→ **TASK PROMPT**:
Below are entries to examine: work out how many lines contain the word "JSON", and give only that number.

→ **INPUT RECORDS**:
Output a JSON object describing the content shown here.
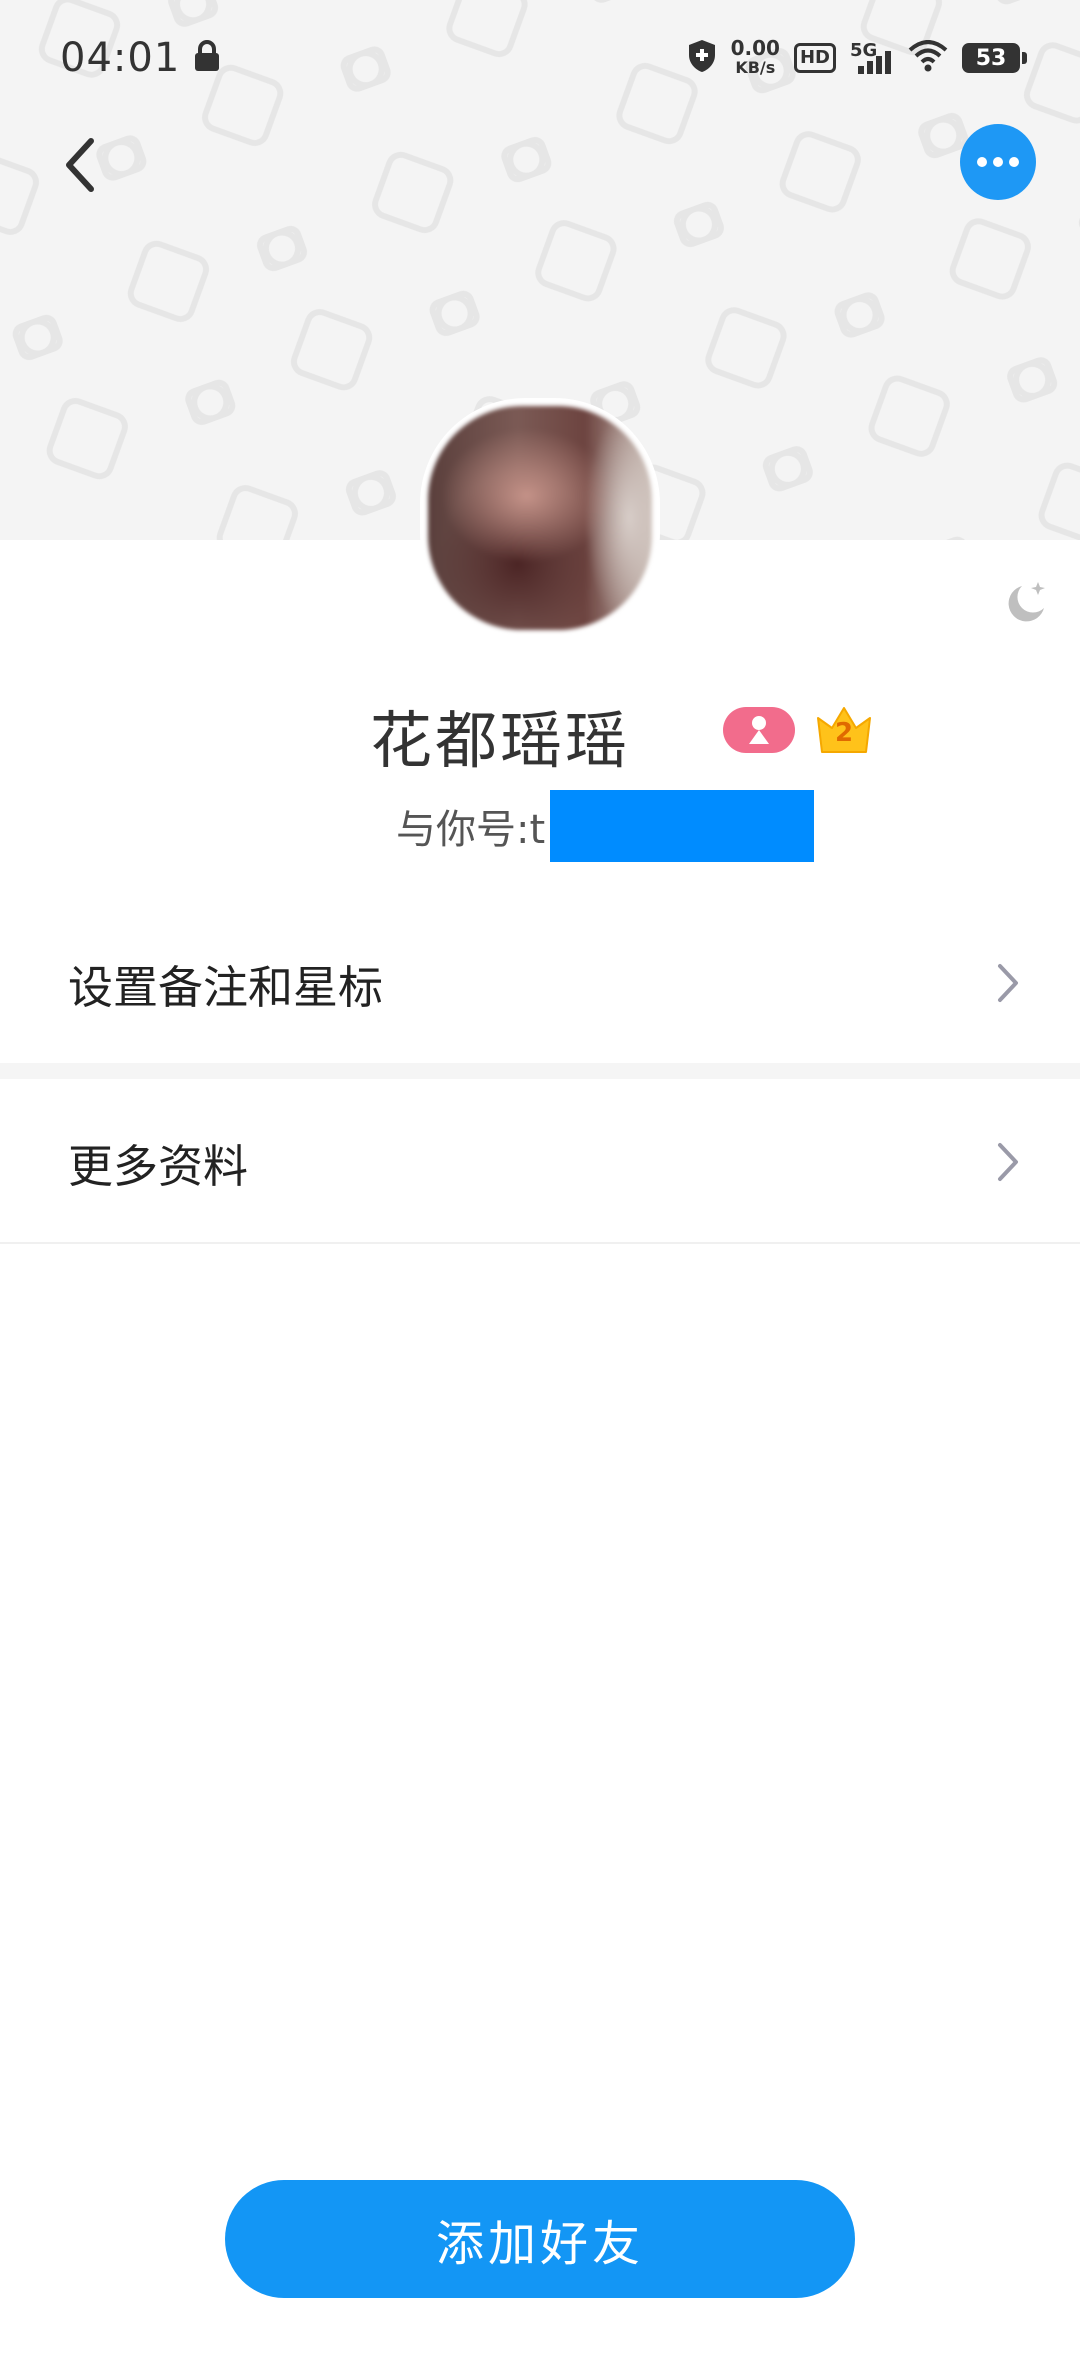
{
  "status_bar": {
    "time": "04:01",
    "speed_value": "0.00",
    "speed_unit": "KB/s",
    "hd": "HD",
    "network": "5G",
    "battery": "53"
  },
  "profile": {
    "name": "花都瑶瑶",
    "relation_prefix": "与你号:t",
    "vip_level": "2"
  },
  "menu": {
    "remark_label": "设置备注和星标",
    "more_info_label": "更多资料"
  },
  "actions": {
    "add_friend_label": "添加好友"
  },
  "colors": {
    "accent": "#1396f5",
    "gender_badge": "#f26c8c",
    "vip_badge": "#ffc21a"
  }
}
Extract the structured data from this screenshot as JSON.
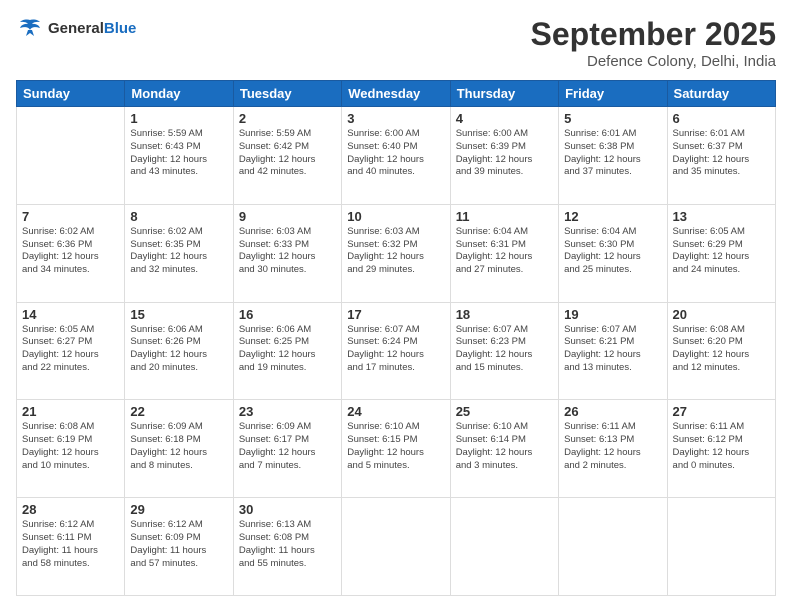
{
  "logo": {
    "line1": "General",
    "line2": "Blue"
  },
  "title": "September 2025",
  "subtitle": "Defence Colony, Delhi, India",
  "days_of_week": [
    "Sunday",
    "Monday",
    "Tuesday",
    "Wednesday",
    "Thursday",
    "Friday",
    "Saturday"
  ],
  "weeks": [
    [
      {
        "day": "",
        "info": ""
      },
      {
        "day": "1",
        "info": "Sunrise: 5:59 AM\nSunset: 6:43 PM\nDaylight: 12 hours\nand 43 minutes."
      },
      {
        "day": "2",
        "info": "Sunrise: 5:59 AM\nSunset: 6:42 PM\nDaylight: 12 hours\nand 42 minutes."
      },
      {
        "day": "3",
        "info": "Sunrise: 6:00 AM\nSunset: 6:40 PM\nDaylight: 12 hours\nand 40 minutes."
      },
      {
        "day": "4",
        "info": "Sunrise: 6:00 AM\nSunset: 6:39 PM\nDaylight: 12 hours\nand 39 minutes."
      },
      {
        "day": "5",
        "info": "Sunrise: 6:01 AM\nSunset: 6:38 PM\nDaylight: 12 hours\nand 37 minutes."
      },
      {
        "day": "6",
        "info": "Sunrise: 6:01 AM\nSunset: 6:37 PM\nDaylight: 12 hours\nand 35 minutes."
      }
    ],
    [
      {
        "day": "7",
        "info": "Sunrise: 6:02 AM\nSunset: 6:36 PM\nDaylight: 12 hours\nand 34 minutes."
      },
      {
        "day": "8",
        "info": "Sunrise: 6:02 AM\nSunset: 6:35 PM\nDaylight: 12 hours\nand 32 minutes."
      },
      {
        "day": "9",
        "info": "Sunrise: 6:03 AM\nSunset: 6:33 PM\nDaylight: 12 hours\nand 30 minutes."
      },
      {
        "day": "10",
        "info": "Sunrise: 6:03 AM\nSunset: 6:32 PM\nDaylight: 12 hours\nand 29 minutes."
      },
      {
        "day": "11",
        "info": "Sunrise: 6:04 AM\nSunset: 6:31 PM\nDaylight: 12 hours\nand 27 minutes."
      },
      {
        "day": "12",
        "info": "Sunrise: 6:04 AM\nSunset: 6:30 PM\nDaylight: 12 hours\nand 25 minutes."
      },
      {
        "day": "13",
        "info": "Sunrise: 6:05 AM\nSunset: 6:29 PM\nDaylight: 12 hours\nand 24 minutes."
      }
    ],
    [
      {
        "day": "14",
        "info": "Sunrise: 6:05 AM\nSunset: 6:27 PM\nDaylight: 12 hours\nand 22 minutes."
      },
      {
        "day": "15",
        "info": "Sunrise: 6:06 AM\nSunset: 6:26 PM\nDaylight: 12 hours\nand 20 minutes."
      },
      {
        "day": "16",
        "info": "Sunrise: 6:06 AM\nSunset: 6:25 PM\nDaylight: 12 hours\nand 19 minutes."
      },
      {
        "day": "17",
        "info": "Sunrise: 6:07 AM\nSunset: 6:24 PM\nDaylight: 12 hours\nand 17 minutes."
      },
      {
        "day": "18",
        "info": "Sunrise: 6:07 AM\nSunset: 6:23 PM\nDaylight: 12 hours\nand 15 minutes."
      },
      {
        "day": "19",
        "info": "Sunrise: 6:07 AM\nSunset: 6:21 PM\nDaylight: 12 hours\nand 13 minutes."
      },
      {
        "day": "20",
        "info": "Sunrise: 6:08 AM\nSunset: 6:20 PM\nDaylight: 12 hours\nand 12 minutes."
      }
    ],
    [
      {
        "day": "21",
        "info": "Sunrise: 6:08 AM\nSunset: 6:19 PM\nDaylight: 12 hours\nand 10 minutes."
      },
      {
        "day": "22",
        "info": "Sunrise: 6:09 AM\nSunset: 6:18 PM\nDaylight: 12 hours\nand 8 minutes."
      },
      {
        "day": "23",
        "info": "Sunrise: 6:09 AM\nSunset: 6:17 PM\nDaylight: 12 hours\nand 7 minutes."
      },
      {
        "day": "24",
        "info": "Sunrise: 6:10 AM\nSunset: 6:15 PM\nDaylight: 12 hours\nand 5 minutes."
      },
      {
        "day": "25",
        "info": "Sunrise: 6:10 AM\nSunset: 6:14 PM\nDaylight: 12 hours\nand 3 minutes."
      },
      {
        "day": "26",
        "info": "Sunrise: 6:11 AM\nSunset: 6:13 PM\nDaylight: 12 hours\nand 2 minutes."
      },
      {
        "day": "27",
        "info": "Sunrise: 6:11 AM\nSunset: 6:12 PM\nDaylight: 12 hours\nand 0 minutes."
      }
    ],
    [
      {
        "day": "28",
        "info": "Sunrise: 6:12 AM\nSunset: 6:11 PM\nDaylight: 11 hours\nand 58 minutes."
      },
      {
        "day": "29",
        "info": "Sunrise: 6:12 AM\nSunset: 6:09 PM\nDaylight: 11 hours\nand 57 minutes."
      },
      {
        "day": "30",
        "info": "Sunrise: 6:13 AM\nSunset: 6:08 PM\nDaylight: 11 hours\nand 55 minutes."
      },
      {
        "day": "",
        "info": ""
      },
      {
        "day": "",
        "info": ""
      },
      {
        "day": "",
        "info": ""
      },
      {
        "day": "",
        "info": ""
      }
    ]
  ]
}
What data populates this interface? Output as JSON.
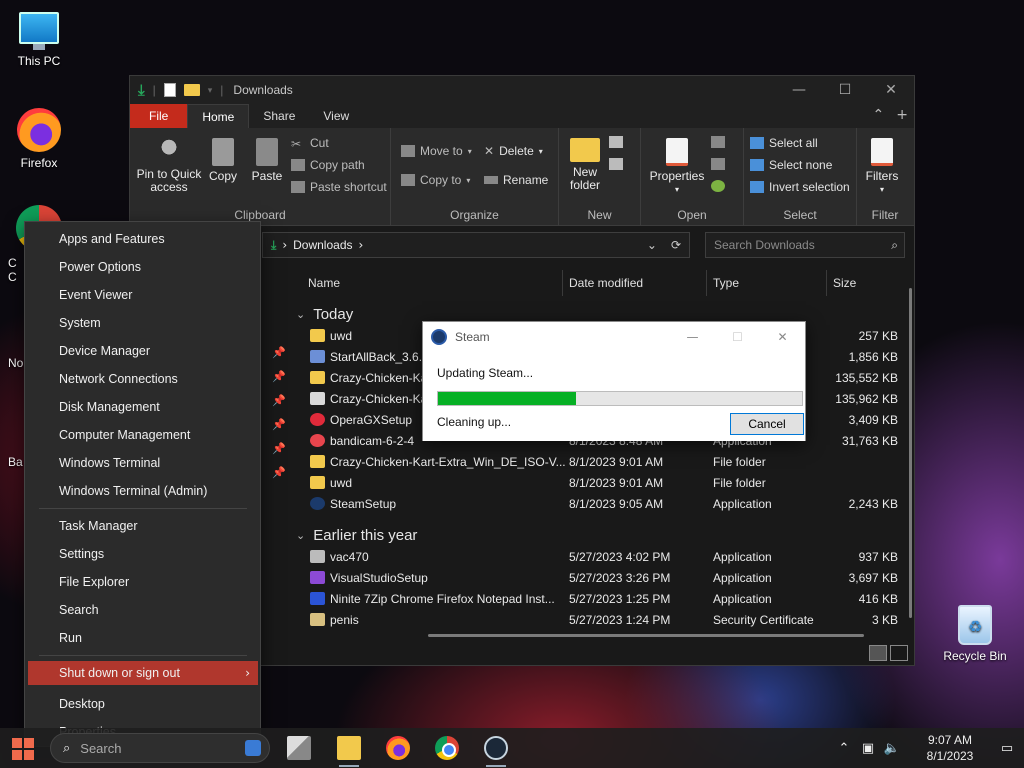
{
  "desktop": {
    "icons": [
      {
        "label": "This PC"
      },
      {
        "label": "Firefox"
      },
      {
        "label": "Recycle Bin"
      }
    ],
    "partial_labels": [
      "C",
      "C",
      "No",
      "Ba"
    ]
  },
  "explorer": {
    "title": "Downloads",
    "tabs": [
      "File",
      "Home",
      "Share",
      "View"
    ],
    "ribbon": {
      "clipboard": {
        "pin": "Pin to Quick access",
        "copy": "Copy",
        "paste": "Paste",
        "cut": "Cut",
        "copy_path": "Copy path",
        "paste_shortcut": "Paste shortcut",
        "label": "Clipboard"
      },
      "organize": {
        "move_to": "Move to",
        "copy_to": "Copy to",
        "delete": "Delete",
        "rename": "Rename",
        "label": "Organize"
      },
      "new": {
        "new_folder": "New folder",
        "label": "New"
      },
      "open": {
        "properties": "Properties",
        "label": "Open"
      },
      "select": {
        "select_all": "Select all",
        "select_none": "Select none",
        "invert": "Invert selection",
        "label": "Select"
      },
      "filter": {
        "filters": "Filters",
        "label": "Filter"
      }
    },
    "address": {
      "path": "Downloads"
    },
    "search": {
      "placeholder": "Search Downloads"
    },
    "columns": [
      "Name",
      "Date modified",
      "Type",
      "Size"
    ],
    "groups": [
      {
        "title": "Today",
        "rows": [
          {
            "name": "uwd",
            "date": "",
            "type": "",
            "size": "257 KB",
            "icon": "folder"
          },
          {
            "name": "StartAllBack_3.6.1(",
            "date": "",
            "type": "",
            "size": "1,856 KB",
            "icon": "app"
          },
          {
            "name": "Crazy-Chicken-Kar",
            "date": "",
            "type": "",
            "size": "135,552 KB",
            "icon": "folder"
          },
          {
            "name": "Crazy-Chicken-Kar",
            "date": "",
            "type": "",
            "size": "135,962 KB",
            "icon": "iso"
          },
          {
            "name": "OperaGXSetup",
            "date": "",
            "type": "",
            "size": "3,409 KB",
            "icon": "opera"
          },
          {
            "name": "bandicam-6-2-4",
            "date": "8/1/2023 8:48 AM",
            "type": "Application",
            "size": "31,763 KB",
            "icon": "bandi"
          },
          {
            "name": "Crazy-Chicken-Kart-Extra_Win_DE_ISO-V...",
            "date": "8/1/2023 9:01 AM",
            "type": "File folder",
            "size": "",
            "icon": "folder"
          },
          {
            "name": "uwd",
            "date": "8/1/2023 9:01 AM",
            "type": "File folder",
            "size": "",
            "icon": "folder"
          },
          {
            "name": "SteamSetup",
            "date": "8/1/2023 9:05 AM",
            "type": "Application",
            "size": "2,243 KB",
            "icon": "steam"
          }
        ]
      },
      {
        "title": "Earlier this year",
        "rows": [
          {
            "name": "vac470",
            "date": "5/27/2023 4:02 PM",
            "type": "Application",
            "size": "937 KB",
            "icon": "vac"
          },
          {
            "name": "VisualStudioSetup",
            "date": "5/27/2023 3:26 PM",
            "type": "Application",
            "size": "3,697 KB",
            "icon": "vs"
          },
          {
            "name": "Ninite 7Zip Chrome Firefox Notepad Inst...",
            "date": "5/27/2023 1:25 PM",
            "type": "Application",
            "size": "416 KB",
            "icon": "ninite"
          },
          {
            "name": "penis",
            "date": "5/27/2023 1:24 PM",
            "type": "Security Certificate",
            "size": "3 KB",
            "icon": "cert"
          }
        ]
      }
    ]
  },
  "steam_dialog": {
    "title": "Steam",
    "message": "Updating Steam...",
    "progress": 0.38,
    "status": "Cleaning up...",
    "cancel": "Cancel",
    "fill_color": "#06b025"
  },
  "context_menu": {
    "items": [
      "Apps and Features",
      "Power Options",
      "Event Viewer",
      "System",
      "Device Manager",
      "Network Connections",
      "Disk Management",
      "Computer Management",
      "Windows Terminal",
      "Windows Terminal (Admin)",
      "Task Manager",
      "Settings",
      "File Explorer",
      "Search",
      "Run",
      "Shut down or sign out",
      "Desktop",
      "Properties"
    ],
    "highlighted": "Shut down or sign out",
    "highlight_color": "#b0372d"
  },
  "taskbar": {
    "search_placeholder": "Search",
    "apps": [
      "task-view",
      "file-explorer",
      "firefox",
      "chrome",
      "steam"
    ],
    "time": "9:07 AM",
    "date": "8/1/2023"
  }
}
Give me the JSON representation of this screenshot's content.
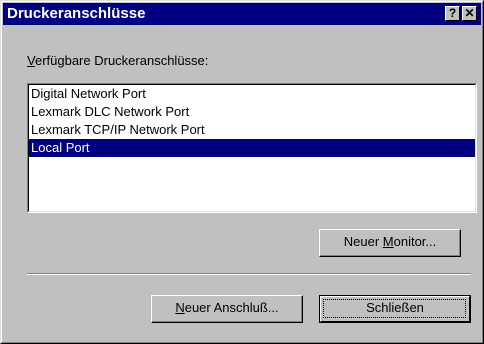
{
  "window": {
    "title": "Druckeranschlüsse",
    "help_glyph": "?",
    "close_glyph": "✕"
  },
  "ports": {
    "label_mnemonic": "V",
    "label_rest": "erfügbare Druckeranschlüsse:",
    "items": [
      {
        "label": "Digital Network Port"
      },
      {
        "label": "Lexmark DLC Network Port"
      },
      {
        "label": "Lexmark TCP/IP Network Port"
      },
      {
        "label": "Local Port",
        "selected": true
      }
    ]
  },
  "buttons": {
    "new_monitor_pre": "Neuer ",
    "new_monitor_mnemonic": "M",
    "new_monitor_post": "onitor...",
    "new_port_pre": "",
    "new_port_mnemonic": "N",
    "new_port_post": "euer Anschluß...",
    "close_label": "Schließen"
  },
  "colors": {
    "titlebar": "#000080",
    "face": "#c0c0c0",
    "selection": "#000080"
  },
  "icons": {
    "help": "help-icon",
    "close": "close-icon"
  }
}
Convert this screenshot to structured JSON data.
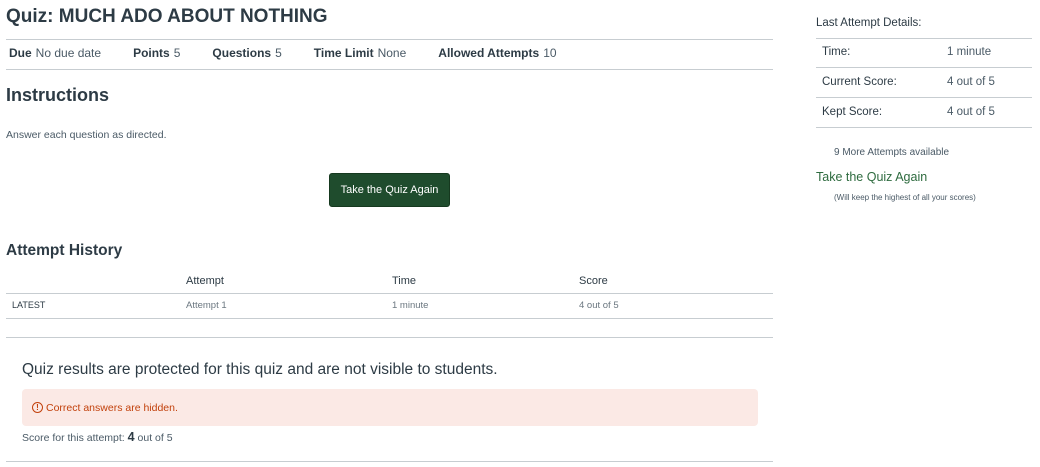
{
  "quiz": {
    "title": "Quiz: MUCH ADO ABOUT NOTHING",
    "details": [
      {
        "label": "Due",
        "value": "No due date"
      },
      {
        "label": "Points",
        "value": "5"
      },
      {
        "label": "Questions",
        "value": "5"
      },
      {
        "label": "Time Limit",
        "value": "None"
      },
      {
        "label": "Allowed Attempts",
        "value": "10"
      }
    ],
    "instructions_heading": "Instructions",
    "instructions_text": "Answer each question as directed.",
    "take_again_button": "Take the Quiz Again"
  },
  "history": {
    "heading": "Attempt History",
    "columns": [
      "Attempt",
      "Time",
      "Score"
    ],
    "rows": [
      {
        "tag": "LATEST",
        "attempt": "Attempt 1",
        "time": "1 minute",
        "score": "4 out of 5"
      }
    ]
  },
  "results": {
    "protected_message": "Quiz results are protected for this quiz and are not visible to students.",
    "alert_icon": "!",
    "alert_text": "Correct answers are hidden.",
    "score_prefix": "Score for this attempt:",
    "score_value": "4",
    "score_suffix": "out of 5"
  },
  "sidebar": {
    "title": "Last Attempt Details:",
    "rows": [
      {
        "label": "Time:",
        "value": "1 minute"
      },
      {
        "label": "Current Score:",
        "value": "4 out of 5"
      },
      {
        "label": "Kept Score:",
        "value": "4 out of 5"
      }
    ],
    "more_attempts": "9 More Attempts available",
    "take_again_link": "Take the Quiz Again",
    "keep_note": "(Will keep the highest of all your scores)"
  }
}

→ **COMPLETED EXERCISE**:
5